- mikado - brand of blended fibers, usually heavier than 100-percent silk and typically used for winter weddings, it has a very subtle ribbed-like texture with a sheen.
- point d'esprit - lightweight lace with small dots woven into a scattered pattern layered over a dress.
- queen ann - high-rising collar around the back of the neck that sculpts low across the chest; this neckline resembles a triangle.
- shantung - similar to a raw silk, this fabric is characterized by its slightly nubby texture and is one of the most popular choices for wedding dresses
escort card - different from a place card which is at an individual's seat; typically these cards are set in alphabetical order near the entrance and serves to help escort guests to their assigned table.
fascinator - hair accessory worn to the side made of feathers, flowers, or wisps of fabric, embellished with crystals, beads, or ribbon, and attached with a comb, headband, or pins.
gobo - laser cut piece of acrylic or metal placed on a spot light to show off a Monogram or Pattern on the floor or the walls.
letterpress - a reversed and raised surface is inked and then pressed into paper to obtain a positive, right-reading, textured image.
luminaria - decorative, paper lantern weighted with sand and lit inside with a candle.
millinery - fabric or ribbon details used on hats, cakes, or wedding decor.
nosegay - also referred to as a "posy," this is a small, round bouquet of flowers wired together
page boy - sometimes known as "train bearers," these small children follow the bride down the aisle carrying some of her train.
petit four - small, individual cake completely covered with fondant.
pomander - a small-ish round ball completely covered by flower blooms with a ribbon "handle." They can be carried by flower girls or used as decor.
processional - this can refer to the the song played while the bride walks down the aisle; can also refer to the entire time during the entrance of the bridal party.
recessional - much like the previous term, this can refer to the the song played while the bride and groom exit the ceremony; can also refer to the entire time during the exit of the bridal party.
ring settings - along with the '5 Cs' of diamonds, all the shapes you can imagine, metals galore, there's also the way in which those diamonds (or gemstones) are arranged within the metal of your choice. A little less widely-known are the settings (we skipped prong cause that's self-explanatory), so we'll go into more detail about the most popular setting wedding words:

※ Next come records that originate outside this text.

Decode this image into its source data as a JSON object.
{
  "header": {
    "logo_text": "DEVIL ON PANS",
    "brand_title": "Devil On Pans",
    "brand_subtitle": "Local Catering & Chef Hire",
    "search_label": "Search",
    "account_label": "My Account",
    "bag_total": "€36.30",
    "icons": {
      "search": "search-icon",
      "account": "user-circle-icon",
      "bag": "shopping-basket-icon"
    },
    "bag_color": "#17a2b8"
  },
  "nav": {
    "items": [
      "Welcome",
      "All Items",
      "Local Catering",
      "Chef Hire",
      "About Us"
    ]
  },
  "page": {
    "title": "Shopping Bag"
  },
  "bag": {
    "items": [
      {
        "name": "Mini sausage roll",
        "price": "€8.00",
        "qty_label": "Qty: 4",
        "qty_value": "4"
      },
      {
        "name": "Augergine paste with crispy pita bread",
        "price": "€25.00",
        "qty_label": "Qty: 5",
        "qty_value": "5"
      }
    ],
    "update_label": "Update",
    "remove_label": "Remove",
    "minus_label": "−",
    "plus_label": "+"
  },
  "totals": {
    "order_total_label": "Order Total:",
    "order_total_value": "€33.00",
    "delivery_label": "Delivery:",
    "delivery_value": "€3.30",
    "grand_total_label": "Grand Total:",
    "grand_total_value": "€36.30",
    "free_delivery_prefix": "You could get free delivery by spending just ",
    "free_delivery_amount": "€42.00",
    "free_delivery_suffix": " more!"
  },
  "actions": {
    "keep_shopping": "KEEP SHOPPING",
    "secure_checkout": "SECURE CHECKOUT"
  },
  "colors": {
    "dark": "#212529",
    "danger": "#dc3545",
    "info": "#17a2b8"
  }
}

- tension - compression-spring pressure of the shank holds the stone firmly in place, giving the impression that the stone is "floating." Only extremely hard stones can withstand the required pressure.
- bezel - metal rim matching band fully or partially surrounds the perimeter of the stone.
- channel - typically seen in wedding bands, this setting creates a row of encased stones with no metal separation.
- bar - thin vertical bars of metal are placed between stones to securely hold them in place
- pavé - French word for "paved", this involves three or more rows of several small stones fitted into holes that set them level with the surface of the ring. Surrounding metal is then raised to form beads that secure the gems.
- gypsy (or flush) - stones are set "flush" into a hole in the ring so that it does not protrude at all. The surrounding metal is then pressed and hammered to secure the stone; popular for men's rings.
stationery suite - describes all the wedding stationery, including save-the-dates, invitations, reply cards, reception cards, and any other invitation enclosures.
tablescape - another word for "table arrangement," it's most often used when each table has multiple components.
uplighting - provided by musical team or by an event company, this consists of using a "color wash" to transform your space to take on a different ambiance for the night.
There are hundreds upon hundreds of terms that could go into a full glossary of wedding words. Hopefully this small list will help ease you into your wedding planning journey and make the process a smooth learning experience. Let us know if there are any terms that are confusing by reaching out to us using the social media buttons below!